Intelligence & expectations

Please note that I will simplify some complex subjects here.

What we call "Artificial Intelligence" should be called "algorithms" or "Large Language Models" (LLMs for short) because they have nothing close to "intelligent". They do what algorithms do, even though in a "smarter" way, by connecting things together depending on probabilities extracted from the original data set on which they have been trained. I'm not going through defining what "intelligence" is because, first I'm not competent to do so and secondly, even experts in various fields closely related to the subject do NOT agree on a common definition. This should be a first good evidence that we shouldn't be quick at calling things "intelligent". But even on a colloquial use of the term, this does not work very well.

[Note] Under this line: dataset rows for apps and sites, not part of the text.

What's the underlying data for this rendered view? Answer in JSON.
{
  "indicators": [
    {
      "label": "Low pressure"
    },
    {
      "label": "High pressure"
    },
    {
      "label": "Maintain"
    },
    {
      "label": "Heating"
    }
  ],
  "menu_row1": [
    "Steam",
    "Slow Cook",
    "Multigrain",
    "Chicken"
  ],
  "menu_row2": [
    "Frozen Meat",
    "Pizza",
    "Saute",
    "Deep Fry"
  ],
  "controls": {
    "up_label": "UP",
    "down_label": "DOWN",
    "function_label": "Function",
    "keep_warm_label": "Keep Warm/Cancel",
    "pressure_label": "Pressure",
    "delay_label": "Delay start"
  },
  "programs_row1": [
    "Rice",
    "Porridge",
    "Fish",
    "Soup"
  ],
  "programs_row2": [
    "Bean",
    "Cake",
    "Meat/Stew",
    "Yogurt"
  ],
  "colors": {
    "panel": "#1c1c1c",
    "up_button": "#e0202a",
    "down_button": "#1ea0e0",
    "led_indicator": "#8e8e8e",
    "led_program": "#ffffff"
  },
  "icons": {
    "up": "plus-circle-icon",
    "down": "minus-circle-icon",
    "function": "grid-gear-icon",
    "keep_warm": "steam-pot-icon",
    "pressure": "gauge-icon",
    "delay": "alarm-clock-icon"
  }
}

Wikiwand - Intelligence
Intelligence has been defined in many ways: the capacity for abstraction, logic, understanding, self-awareness, learning, emotional knowledge, reasoning, planning, creativity, critical thinking, and problem-solving. More generally, it can be described as the ability to perceive or infer information…

I'm not been picky on words for the fun of it. As much as an "Autopilot" that is not "auto-piloting" anything is disingenuous and harmful by creating false expectations and narratives, so "Artificial Intelligence" creates in the public narrative misplaced expectations –although clearly less intentional.


We know current LLMs (Large Language Models) have an unreliable relationship with facts and transparency, only because they are not designed for that. Their job is to create believable narratives. In human terms, they are basically "liars" and they are averagely good at that.

Treating any conversation with LLMs as a huge "shared hallucination" (between you and the algorithm) removes the burden of defacto "trust" we instinctively put on any human social interactions. It also means we create an intentional space for weirdness and messy connections, which has the potential to bring interesting outcomes.

Suspension of disbelief

On a similar note, we can take a principle from another space to approach LLMs interactions. The concept of "suspension of disbelief" comes from storytelling and the entertainment space, especially in movies, TV shows and Games, and stands for the fact that we approach such media knowing these are stories with (potentially) loose connections to reality.

For instance, we don't take The Lord of the Rings for an accurate historical depiction, nor are we taking Star Wars or Mass Effect for a factually true representation of space exploration. Instead, we set aside reasoning and allow ourselves to accept extraordinary elements, only because they have the potential to benefit the story as a whole –and such media know how to play with this principle.

Extending such principle to LLMs interactions makes a lot of sense too. Reliability and trust are not issues or bugs anymore but they are features in service of a temporary shared hallucination/story we are co-creating with the algorithm.

Note: I'm not saying LLMs don't have to improve on such aspects either.

Autonomy and context

In my two previous articles (see here and here), I discuss the importance of the autonomy of individuals as a strong design principle: “AIs (LLMs, Algorithms) should not replace human knowledge but rather sustain its autonomy”. I present the case for the necessity of working with LLMs (AI, algorithms) using small groups of humans that create a localised context for discussions, interactions, and interpretations.

Context is key, it is what allows us to attribute meaning and expectations to things. As a group, we define what is relevant and appropriate given what we understand of the context in which we operate. This means interacting with LLMs in such a way allows us to reinterpret whatever algorithm's output in a meaningful way and discard what is not relevant, then allowing the group to intervene in their context on their own terms: this guarantees autonomy to the group.

This also removes another burden put on LLMs algorithms, which is to deal with moral aspects of our social realities. Keeping this burden on a group is better because this lies in our way of dealing with such questions (i.e. we already know how to make other humans accountable for their behaviours). We do NOT have to algorithmically solve moral issues at scale (at the algorithm level), we simply let them unfold in context (at the human/society level).

This has perhaps the potential to allow space for genuine debates and discussions in the public sphere rather than automatized harmful incompetence.

Turbulences, loss of senses and disillusion
Hi, Kevin here. In my recent readings, I noticed an interesting theme in relation to the recent layoffs in Tech, the disillusion of some in the design communities, and the criticisms of our tools as instruments of “our own downfall”. The many deaths of UX designHow UX was proclaimed dead
Turbulences and AI: from a third perspective to design principles
Hi everyone, Kevin again. I recently wrote about our loss of senses and disillusion in face of recent turbulences: the recent layoffs, the rise of AI, and the rapid commoditization of design all seem to indicate we are gently running along the edge of a precipice only covered by fog,

Thanks for reading!

Kevin from Design & Critical Thinking.